● **Assignment**:
Below are the records; copy out every line that holds the word "move".

● **Data entries**:
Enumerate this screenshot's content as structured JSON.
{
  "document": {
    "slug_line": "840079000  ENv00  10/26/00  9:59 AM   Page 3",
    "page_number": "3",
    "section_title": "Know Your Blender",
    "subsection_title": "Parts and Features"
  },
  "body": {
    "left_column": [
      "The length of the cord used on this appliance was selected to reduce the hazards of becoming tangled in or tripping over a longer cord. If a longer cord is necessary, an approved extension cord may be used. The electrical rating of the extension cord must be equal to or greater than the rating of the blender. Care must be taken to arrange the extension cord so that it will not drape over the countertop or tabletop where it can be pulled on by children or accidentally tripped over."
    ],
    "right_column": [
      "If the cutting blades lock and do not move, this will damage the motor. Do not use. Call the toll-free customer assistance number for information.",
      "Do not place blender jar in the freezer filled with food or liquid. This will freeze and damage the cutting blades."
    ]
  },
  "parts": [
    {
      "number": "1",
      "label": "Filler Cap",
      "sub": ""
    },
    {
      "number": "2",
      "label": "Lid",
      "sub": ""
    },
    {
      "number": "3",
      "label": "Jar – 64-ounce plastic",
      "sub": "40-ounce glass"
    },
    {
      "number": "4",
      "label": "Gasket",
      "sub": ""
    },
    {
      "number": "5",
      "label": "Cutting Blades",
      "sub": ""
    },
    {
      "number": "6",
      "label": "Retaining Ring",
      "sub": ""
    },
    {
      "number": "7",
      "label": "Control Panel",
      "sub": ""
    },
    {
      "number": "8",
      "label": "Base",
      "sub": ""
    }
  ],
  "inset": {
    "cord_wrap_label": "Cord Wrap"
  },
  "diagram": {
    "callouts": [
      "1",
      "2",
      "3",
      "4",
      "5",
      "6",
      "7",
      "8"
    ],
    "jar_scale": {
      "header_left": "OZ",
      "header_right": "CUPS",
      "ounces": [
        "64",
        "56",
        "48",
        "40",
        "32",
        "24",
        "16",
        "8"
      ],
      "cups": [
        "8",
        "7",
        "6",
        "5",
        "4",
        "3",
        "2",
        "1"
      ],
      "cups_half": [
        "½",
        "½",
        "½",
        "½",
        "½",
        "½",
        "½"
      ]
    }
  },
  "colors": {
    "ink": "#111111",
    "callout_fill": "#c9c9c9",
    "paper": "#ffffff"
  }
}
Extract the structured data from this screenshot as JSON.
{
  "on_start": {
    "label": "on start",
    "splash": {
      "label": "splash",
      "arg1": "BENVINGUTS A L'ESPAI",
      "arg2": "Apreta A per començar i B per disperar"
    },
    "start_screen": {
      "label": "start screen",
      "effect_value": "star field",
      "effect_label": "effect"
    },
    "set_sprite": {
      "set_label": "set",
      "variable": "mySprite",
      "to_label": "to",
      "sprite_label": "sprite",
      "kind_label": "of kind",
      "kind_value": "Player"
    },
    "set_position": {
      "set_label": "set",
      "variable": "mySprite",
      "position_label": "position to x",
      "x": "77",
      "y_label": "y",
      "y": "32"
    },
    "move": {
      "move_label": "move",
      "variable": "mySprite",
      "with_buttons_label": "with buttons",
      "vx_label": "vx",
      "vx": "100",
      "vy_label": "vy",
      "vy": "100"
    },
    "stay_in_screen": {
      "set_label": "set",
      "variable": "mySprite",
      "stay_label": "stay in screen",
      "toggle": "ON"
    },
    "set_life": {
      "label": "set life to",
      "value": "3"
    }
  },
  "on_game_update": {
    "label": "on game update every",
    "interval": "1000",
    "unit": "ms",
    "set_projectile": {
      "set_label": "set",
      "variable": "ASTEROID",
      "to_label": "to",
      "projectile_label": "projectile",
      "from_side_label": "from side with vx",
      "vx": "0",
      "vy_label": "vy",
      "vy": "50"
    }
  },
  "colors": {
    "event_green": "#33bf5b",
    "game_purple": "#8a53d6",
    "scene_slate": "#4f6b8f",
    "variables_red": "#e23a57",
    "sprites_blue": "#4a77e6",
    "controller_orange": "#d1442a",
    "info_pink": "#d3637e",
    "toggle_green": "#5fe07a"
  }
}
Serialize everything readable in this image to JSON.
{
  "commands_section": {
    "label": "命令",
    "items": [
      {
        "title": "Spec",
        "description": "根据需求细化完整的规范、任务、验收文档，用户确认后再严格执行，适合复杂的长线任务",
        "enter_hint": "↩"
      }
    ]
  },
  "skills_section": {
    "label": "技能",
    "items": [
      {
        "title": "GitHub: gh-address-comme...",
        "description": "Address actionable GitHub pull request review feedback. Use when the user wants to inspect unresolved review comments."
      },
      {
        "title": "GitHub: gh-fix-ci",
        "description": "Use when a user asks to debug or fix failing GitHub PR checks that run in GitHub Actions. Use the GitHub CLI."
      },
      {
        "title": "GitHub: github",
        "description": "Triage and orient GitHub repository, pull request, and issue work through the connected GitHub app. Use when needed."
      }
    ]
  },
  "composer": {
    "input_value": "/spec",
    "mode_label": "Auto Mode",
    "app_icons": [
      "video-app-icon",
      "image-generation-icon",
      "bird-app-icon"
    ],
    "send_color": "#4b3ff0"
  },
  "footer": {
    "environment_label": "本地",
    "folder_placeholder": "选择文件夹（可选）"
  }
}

● **Answer for the task**:
      "If the cutting blades lock and do not move, this will damage the motor. Do not use. Call the toll-free customer assistance number for information.",
    "move": {
      "move_label": "move",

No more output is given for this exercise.